The neat lines and red rectangular sketches look like any typical architectural design. But the handwritten initials H.H. — belonging to the infamous Nazi SS chief Heinrich Himmler — indicate what the drawings represent: wooden barracks, gas chambers and crematoria.
Just ahead of the 65th anniversary of the liberation of Auschwitz, Israel's Holocaust memorial Yad Vashem is displaying the blueprints of the notorious death camp that has become a symbol of the Nazi genocide of European Jewry. It is the first time the plans will be on display for a wide audience.
Israeli Prime Minister Benjamin Netanyahu was expected to attend the exhibition's opening Monday shortly before flying to Poland to participate in the official commemorations at Auschwitz, where 1.1 million Jews were murdered in just over three years. Originally a World War I barracks in Poland, Auschwitz was converted to a death camp by the country's German occupiers during World War II.

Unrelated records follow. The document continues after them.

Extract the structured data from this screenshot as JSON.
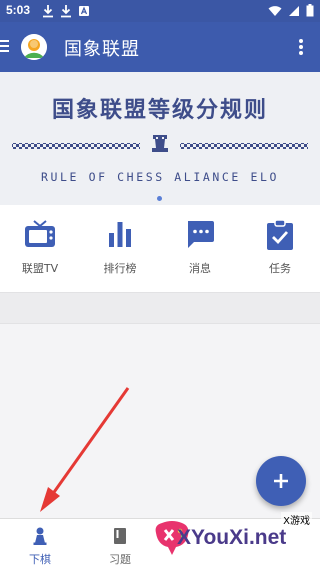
{
  "status_bar": {
    "time": "5:03"
  },
  "app_bar": {
    "title": "国象联盟"
  },
  "banner": {
    "title_cn": "国象联盟等级分规则",
    "title_en": "RULE OF CHESS ALIANCE ELO"
  },
  "quick_nav": [
    {
      "label": "联盟TV",
      "icon": "tv-icon"
    },
    {
      "label": "排行榜",
      "icon": "bar-chart-icon"
    },
    {
      "label": "消息",
      "icon": "message-icon"
    },
    {
      "label": "任务",
      "icon": "task-clipboard-icon"
    }
  ],
  "bottom_nav": [
    {
      "label": "下棋",
      "icon": "pawn-icon",
      "active": true
    },
    {
      "label": "习题",
      "icon": "book-icon",
      "active": false
    }
  ],
  "watermark": {
    "badge": "X游戏",
    "site": "XYouXi.net"
  },
  "colors": {
    "primary": "#3d5bad",
    "icon_blue": "#3f5fb5",
    "banner_text": "#3e4d8a",
    "arrow_red": "#e53935"
  }
}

The Associated Press was allowed to see the collection ahead of the opening.
The camp's name has become synonymous with the Holocaust because it reflected the meticulous German effort to rid Europe of its Jews — a plan dubbed the "Final Solution."
The blueprints illustrate the cold planning behind the plot. They include designs of the iconic watchtower entrance to the adjacent Birkenau camp, where trains transported Jews to their deaths, as well as pathway where the "Arbeit Macht Frei" sign was placed.

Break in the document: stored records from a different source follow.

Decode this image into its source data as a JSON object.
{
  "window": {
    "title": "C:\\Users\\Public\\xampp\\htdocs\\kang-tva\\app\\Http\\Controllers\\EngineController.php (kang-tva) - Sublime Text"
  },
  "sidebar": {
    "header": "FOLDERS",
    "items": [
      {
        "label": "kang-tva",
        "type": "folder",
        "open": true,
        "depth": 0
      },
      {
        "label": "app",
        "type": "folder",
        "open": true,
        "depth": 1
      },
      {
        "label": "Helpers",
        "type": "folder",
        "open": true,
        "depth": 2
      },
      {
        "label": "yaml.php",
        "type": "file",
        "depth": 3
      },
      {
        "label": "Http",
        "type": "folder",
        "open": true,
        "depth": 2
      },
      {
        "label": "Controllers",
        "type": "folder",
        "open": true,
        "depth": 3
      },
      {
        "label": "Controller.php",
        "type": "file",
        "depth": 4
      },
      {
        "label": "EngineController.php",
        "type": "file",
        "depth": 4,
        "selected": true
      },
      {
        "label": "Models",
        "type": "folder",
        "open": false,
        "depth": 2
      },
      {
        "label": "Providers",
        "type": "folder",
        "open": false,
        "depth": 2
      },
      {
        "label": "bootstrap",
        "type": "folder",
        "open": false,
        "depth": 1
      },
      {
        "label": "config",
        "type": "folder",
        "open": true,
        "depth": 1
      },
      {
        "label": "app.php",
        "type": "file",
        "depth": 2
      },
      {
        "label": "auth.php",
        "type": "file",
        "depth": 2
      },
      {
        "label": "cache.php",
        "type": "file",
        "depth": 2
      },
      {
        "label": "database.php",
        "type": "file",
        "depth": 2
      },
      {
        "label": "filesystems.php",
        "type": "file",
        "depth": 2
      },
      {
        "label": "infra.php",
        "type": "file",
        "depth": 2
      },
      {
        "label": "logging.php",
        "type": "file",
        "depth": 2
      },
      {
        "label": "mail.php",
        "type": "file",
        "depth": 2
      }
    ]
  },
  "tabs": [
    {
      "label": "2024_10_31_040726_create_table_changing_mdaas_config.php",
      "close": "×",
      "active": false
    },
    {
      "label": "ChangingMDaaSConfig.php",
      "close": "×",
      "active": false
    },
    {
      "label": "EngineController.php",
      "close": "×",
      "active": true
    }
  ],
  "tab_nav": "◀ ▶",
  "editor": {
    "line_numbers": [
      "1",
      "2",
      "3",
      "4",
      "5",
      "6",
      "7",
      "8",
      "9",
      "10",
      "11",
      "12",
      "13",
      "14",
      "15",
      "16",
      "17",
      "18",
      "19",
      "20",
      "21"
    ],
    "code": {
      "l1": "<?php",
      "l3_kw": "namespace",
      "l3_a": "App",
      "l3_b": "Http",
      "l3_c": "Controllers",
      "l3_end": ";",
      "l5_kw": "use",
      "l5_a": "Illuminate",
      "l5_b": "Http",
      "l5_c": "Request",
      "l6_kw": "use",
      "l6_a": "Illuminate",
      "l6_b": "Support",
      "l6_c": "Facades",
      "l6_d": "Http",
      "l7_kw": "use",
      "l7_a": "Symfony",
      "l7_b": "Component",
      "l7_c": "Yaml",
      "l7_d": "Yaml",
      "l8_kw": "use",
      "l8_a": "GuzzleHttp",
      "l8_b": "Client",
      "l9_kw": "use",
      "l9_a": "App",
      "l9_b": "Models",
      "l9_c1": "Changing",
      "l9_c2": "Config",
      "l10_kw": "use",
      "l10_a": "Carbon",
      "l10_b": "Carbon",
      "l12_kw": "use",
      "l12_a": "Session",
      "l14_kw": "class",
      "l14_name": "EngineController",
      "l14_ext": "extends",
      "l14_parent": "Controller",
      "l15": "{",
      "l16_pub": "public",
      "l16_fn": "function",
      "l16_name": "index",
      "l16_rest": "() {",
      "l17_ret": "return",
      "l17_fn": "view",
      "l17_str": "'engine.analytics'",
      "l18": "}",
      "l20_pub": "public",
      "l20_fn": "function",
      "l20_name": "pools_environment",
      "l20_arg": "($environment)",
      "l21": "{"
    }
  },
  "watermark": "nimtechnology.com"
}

The sign, whose cynical Nazi slogan means "Work Sets You Free," was stolen last month and returned last week. The offices of Auschwitz commander Rudolf Hess and doctor Josef Mengele are seen in the blueprints.
"It is one thing to kill someone when you are angry, but to sit down and make plans for the biggest extermination camp that the world has even known and to plan it as if they were planning a parliament or a school or something is just mind-boggling," said Martha Weiss, a 77-year-old Auschwitz survivor who was among a small group of survivors invited to see the display ahead of its opening.
"Sometimes when I listen to myself I think, 'My God, this couldn't have happened. I must have dreamt it.' But unfortunately, it is all true and I lived though it and I was lucky to survive."
The administrative documents at Auschwitz were kept in an archive next to the main camp. The Nazis burned the archive shortly before the camp's liberation in an attempt to cover up their crimes. But some documents, kept in a separate building, survived and fell into Soviet hands, where they remained until the fall of the Berlin Wall.
In 2008, a set of documents, including 15 original plans of the camp, were found in an abandoned Berlin apartment. It is unclear how they arrived there. The German newspaper Bild obtained the blueprints and published them last year after authenticating them with Germany's federal archive.
Bild presented the blueprints to Netanyahu in Berlin last August and they were to go on display at Yad Vashem Monday.
"The original plans detailing the construction of Auschwitz, constitute a graphic illustration of the Germans' systematic effort to carry out the Final Solution," said Yad Vashem Chairman Avner Shalev.
Shalev said the publication of the blueprints would help combat Holocaust denial and make sure that the lessons of the Holocaust remain fresh.
The blueprints include general plans for the original Auschwitz camp and its expansion to Birkenau camp, where most of the killings took place.
The exhibit also includes aerial photos of Auschwitz taken by the British airforce during the war, a report written by two Jews who escaped and quotes from SS men and Jewish prisoners about the facility. Some of the photos captured smoke billowing from the six crematoria that killed thousands of Jews a day.
A traveling version of the exhibition will open at the U.N. headquarters in New York on Tuesday.
Last September, Netanyahu waved the blueprints, sketched on yellowing parchment, at the U.N. General Assembly podium in an emphatic rebuke of Iranian President Mahmoud Ahmadinejad and his repeated questioning of the Holocaust.
Daniel Uziel, the historical adviser to the exhibition, said the blueprints did not add much to what is already known about the camps but they provide "a great illustration of the process of turning Auschwitz from a small Polish concentration camp to the center of the Holocaust."
An old World War I barrack for the Austro-Hungarian army, Auschwitz opened as a concentration camp in the summer of 1940. It was originally designed as a Soviet POW camp and its first prisoners were Polish. But because of its central location and its close access to natural resources, Himmler deemed it the perfect spot to implement the "Final Solution." In late 1941, it swiftly evolved into a highly efficient death camp.